This is, unfortunately very confusing for my students, and I am often very scared when introducing them to this system. Whereas the other adverbs make sense, somehow, fram can be very tricky to conceptualise.

Framifrån - from the front. Passfotot måste tas framifrån, inte i profile [You passport picture is taken from your front, not your profile].

Framme - the position that comes at the very ‘front’ of a long journey. Ring mig när du är framme [Please call me when you are there]. När är vi framme? [When will we be there], the kids are asking from the backseat.

Fram - Nu har vi kommit fram [We have now reached our destination]. Ring mig när du kommer fram [Please call me when you get there]. But also, Han sitter längst fram i tåget [He is sitting at the very front of the train], hon står längst fram i kön [She is at the very front of the queue].

The distinction between Ring mig när du är framme and Ring mig när du kommer fram is very subtle. Firstly, you need to understand the relationship between the adverb (framme/fram) and the verb. A ‘static’ verb like är needs to come together with a position (framme), whereas a verb implying there is a movement (A –> B) comes together with a destination (fram). The first one (framme) implies a higher degree of settling, perhaps having unpacked, or sat down in a hotel bed, whereas the second one (fram) would refer to that final moment of your journey, landing after a flight, putting the key in a new door.

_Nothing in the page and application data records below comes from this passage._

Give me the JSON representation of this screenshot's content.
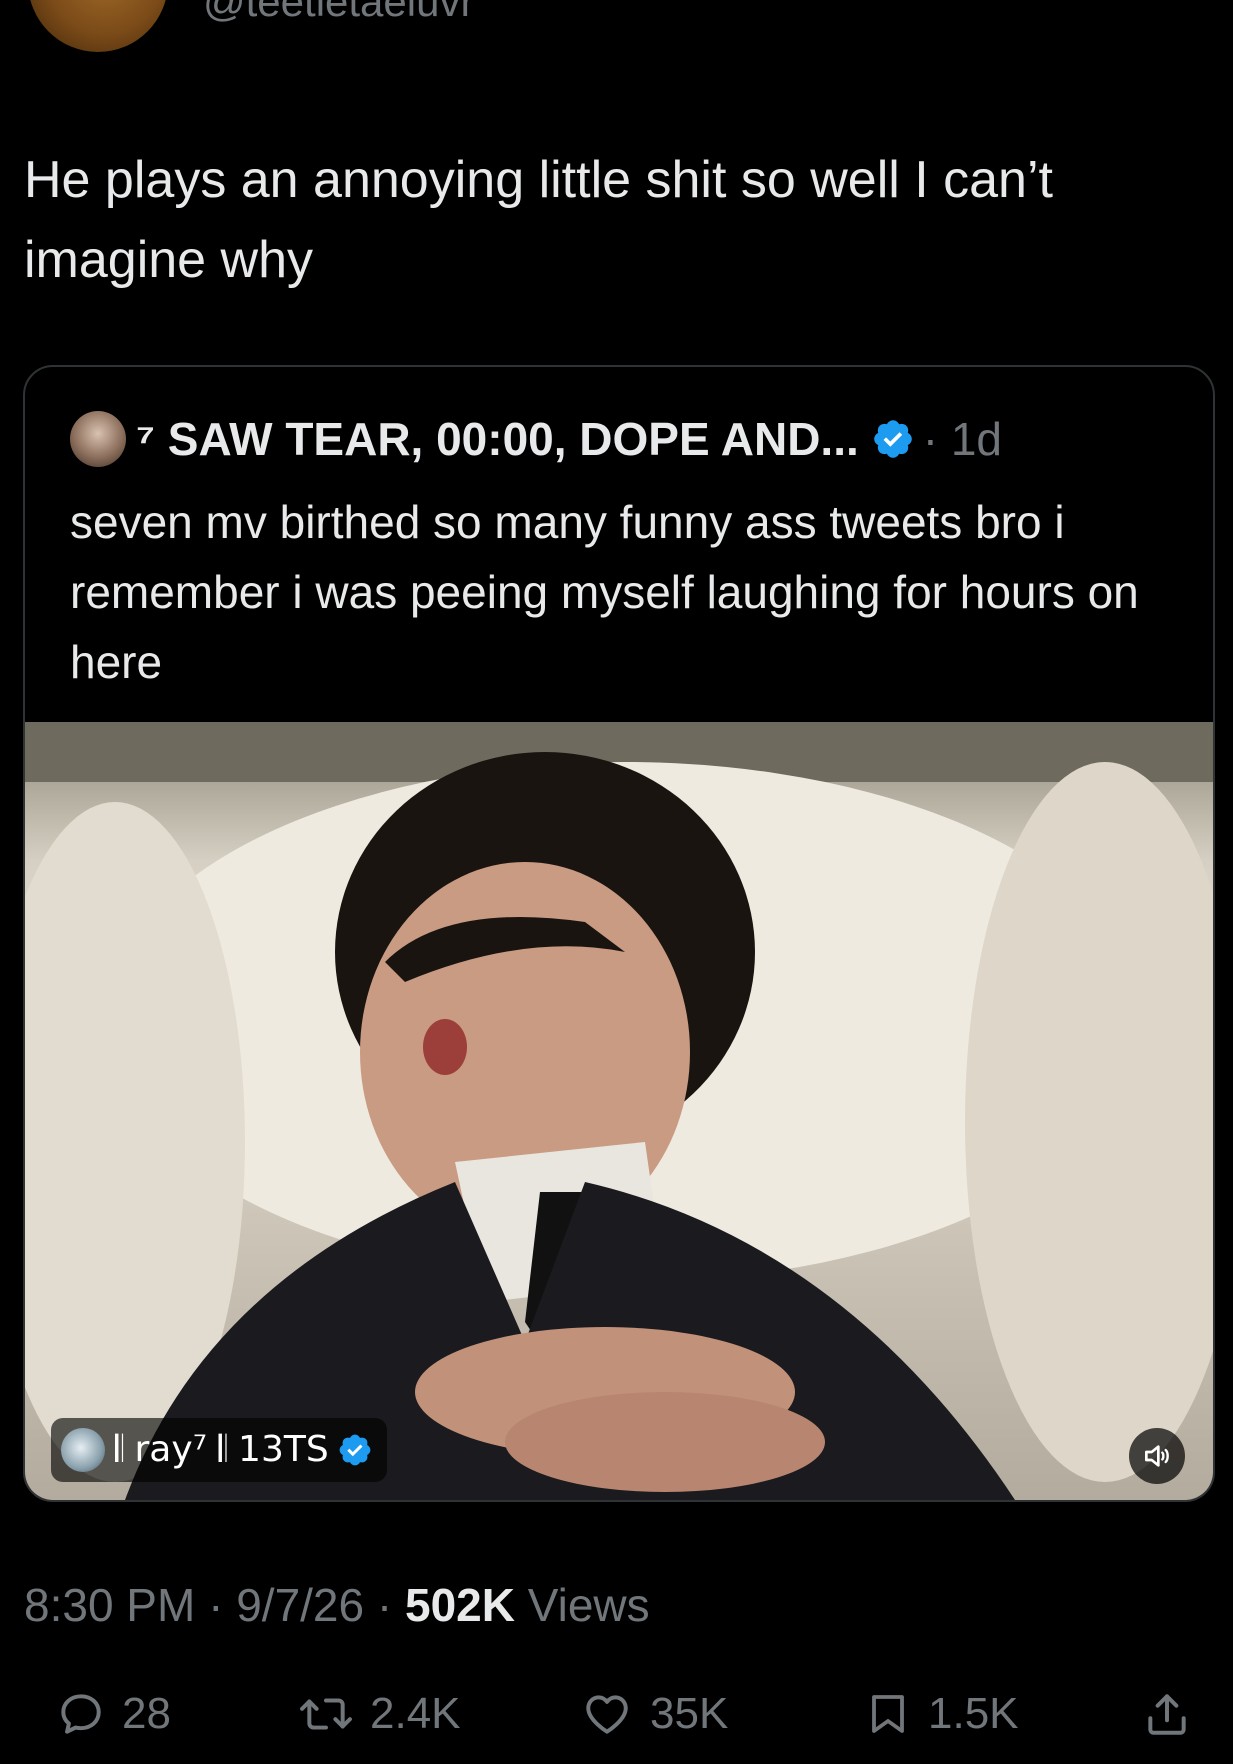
{
  "author": {
    "handle": "@teetletaeluvr"
  },
  "tweet": {
    "text": "He plays an annoying little shit so well I can’t imagine why"
  },
  "quote": {
    "name": "⁷ SAW TEAR, 00:00, DOPE AND...",
    "time": "· 1d",
    "text": "seven mv birthed so many funny ass tweets bro i remember i was peeing myself laughing for hours on here",
    "media": {
      "attribution_name": "𝄃 ray⁷ 𝄃 13TS",
      "attribution_verified": true,
      "sound_icon": "volume-icon"
    },
    "verified": true
  },
  "meta": {
    "time": "8:30 PM",
    "date": "9/7/26",
    "views_count": "502K",
    "views_label": "Views",
    "separator": " · "
  },
  "actions": {
    "reply_count": "28",
    "retweet_count": "2.4K",
    "like_count": "35K",
    "bookmark_count": "1.5K"
  },
  "colors": {
    "background": "#000000",
    "text": "#e7e9ea",
    "muted": "#71767b",
    "verified": "#1d9bf0",
    "border": "#2f3336"
  },
  "icons": {
    "reply": "reply-icon",
    "retweet": "retweet-icon",
    "like": "heart-icon",
    "bookmark": "bookmark-icon",
    "share": "share-icon",
    "verified": "verified-badge-icon"
  }
}
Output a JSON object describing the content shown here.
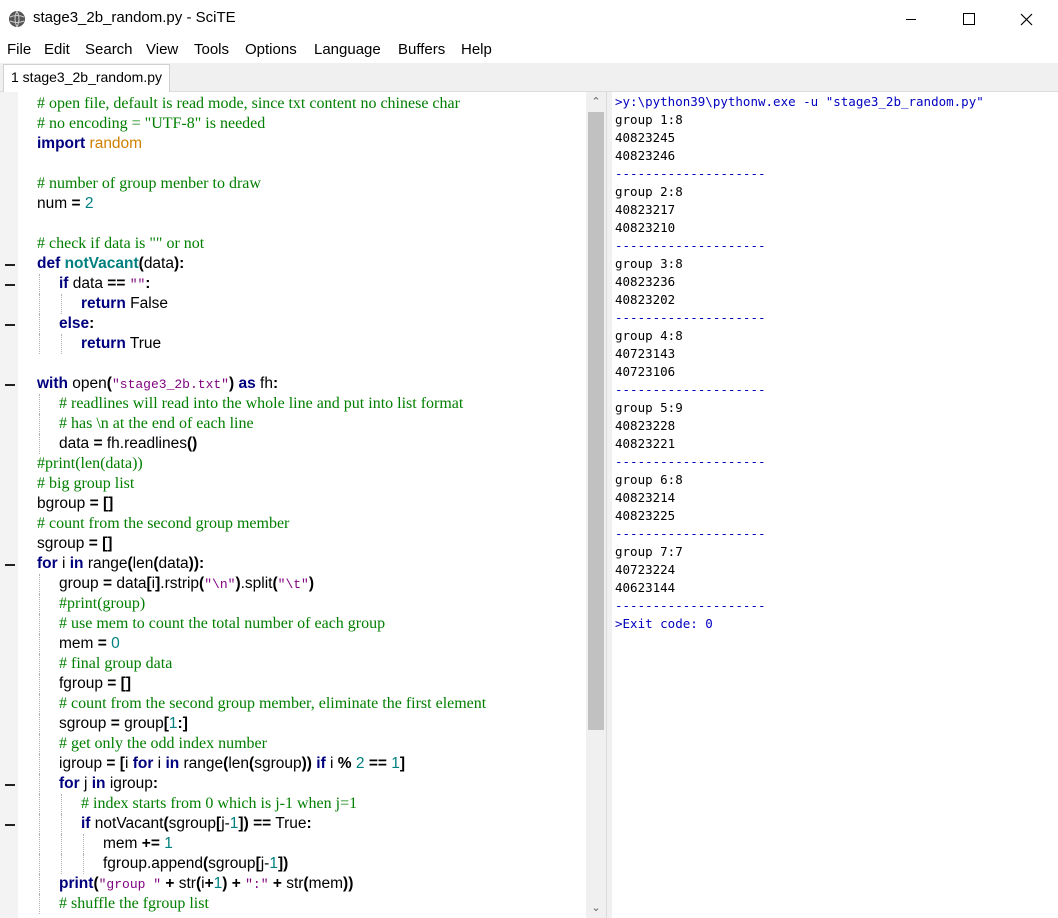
{
  "window": {
    "title": "stage3_2b_random.py - SciTE",
    "app_icon": "scite-globe-icon",
    "controls": [
      "minimize-icon",
      "maximize-icon",
      "close-icon"
    ]
  },
  "menu": [
    "File",
    "Edit",
    "Search",
    "View",
    "Tools",
    "Options",
    "Language",
    "Buffers",
    "Help"
  ],
  "tabs": [
    {
      "label": "1 stage3_2b_random.py",
      "active": true
    }
  ],
  "colors": {
    "comment": "#007f00",
    "keyword": "#00007f",
    "function_name": "#007f7f",
    "number": "#007f7f",
    "string": "#7f007f",
    "output_command": "#0000c0"
  },
  "editor": {
    "lines": [
      "# open file, default is read mode, since txt content no chinese char",
      "# no encoding = \"UTF-8\" is needed",
      "import random",
      "",
      "# number of group menber to draw",
      "num = 2",
      "",
      "# check if data is \"\" or not",
      "def notVacant(data):",
      "    if data == \"\":",
      "        return False",
      "    else:",
      "        return True",
      "",
      "with open(\"stage3_2b.txt\") as fh:",
      "    # readlines will read into the whole line and put into list format",
      "    # has \\n at the end of each line",
      "    data = fh.readlines()",
      "#print(len(data))",
      "# big group list",
      "bgroup = []",
      "# count from the second group member",
      "sgroup = []",
      "for i in range(len(data)):",
      "    group = data[i].rstrip(\"\\n\").split(\"\\t\")",
      "    #print(group)",
      "    # use mem to count the total number of each group",
      "    mem = 0",
      "    # final group data",
      "    fgroup = []",
      "    # count from the second group member, eliminate the first element",
      "    sgroup = group[1:]",
      "    # get only the odd index number",
      "    igroup = [i for i in range(len(sgroup)) if i % 2 == 1]",
      "    for j in igroup:",
      "        # index starts from 0 which is j-1 when j=1",
      "        if notVacant(sgroup[j-1]) == True:",
      "            mem += 1",
      "            fgroup.append(sgroup[j-1])",
      "    print(\"group \" + str(i+1) + \":\" + str(mem))",
      "    # shuffle the fgroup list"
    ]
  },
  "output": {
    "lines": [
      ">y:\\python39\\pythonw.exe -u \"stage3_2b_random.py\"",
      "group 1:8",
      "40823245",
      "40823246",
      "--------------------",
      "group 2:8",
      "40823217",
      "40823210",
      "--------------------",
      "group 3:8",
      "40823236",
      "40823202",
      "--------------------",
      "group 4:8",
      "40723143",
      "40723106",
      "--------------------",
      "group 5:9",
      "40823228",
      "40823221",
      "--------------------",
      "group 6:8",
      "40823214",
      "40823225",
      "--------------------",
      "group 7:7",
      "40723224",
      "40623144",
      "--------------------",
      ">Exit code: 0"
    ]
  }
}
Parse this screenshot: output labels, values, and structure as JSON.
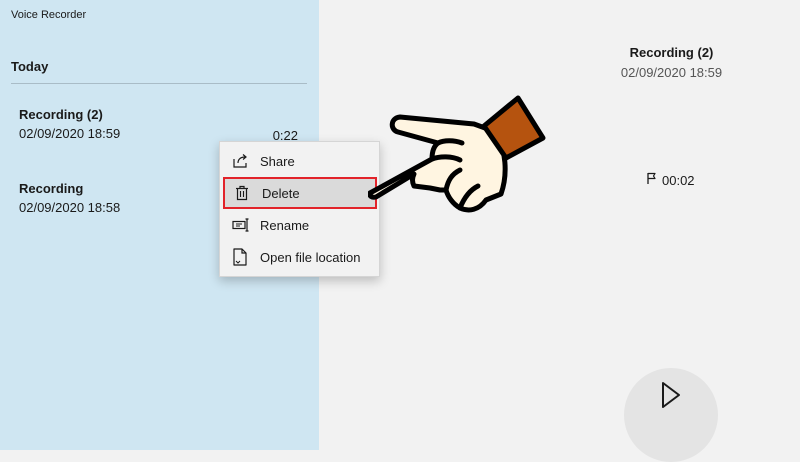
{
  "app": {
    "title": "Voice Recorder"
  },
  "list": {
    "group_header": "Today",
    "items": [
      {
        "name": "Recording (2)",
        "date": "02/09/2020 18:59",
        "duration": "0:22"
      },
      {
        "name": "Recording",
        "date": "02/09/2020 18:58"
      }
    ]
  },
  "detail": {
    "title": "Recording (2)",
    "date": "02/09/2020 18:59",
    "marker_time": "00:02"
  },
  "context_menu": {
    "items": [
      {
        "label": "Share",
        "icon": "share-icon"
      },
      {
        "label": "Delete",
        "icon": "trash-icon",
        "highlighted": true
      },
      {
        "label": "Rename",
        "icon": "rename-icon"
      },
      {
        "label": "Open file location",
        "icon": "file-icon"
      }
    ]
  },
  "colors": {
    "left_pane_bg": "#cfe6f2",
    "right_pane_bg": "#f2f2f2",
    "highlight_border": "#e2232a",
    "hand_fill": "#fff5e1",
    "cuff_fill": "#b5530f"
  },
  "icons": {
    "flag": "flag-icon",
    "play": "play-icon",
    "pointer": "pointing-hand-icon"
  }
}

Framåt - a direction, like [forward]. My children, playing with their toy cars, say bilen åker framåt, bilen åker bakåt, bilen åker framåt, … as the car is moving forward and backward and forward. Det går framåt [Things are going forward].